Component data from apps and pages

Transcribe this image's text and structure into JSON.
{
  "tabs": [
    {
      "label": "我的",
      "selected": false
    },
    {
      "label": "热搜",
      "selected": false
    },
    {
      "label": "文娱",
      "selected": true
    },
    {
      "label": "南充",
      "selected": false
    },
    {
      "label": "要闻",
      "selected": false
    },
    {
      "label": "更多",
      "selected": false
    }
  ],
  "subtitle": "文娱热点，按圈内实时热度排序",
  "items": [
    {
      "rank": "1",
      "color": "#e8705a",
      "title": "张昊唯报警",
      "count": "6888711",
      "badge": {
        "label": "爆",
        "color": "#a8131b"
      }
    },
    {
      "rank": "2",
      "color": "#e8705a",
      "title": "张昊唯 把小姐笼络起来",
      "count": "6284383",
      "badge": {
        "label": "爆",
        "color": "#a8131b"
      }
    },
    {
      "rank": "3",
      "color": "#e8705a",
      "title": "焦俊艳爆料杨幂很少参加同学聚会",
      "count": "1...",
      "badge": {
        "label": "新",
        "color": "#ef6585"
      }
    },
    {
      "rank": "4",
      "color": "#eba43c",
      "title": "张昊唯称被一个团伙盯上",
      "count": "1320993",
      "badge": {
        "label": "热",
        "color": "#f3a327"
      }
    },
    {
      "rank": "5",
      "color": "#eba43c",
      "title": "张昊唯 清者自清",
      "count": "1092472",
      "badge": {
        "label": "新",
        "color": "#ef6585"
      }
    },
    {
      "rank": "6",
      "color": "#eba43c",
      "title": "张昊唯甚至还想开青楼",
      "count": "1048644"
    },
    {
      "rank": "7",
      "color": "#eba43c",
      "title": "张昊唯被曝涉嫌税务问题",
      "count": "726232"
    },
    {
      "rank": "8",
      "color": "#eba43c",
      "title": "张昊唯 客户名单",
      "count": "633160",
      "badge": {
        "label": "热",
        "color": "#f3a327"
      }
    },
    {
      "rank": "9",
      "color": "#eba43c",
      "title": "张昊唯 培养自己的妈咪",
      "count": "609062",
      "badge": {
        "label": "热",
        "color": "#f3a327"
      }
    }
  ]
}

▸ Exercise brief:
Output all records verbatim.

▸ Result:
Transcribe this image's text and structure into JSON.
{
  "tabs": [
    {
      "label": "我的",
      "selected": false
    },
    {
      "label": "热搜",
      "selected": false
    },
    {
      "label": "文娱",
      "selected": true
    },
    {
      "label": "南充",
      "selected": false
    },
    {
      "label": "要闻",
      "selected": false
    },
    {
      "label": "更多",
      "selected": false
    }
  ],
  "subtitle": "文娱热点，按圈内实时热度排序",
  "items": [
    {
      "rank": "1",
      "color": "#e8705a",
      "title": "张昊唯报警",
      "count": "6888711",
      "badge": {
        "label": "爆",
        "color": "#a8131b"
      }
    },
    {
      "rank": "2",
      "color": "#e8705a",
      "title": "张昊唯 把小姐笼络起来",
      "count": "6284383",
      "badge": {
        "label": "爆",
        "color": "#a8131b"
      }
    },
    {
      "rank": "3",
      "color": "#e8705a",
      "title": "焦俊艳爆料杨幂很少参加同学聚会",
      "count": "1...",
      "badge": {
        "label": "新",
        "color": "#ef6585"
      }
    },
    {
      "rank": "4",
      "color": "#eba43c",
      "title": "张昊唯称被一个团伙盯上",
      "count": "1320993",
      "badge": {
        "label": "热",
        "color": "#f3a327"
      }
    },
    {
      "rank": "5",
      "color": "#eba43c",
      "title": "张昊唯 清者自清",
      "count": "1092472",
      "badge": {
        "label": "新",
        "color": "#ef6585"
      }
    },
    {
      "rank": "6",
      "color": "#eba43c",
      "title": "张昊唯甚至还想开青楼",
      "count": "1048644"
    },
    {
      "rank": "7",
      "color": "#eba43c",
      "title": "张昊唯被曝涉嫌税务问题",
      "count": "726232"
    },
    {
      "rank": "8",
      "color": "#eba43c",
      "title": "张昊唯 客户名单",
      "count": "633160",
      "badge": {
        "label": "热",
        "color": "#f3a327"
      }
    },
    {
      "rank": "9",
      "color": "#eba43c",
      "title": "张昊唯 培养自己的妈咪",
      "count": "609062",
      "badge": {
        "label": "热",
        "color": "#f3a327"
      }
    }
  ]
}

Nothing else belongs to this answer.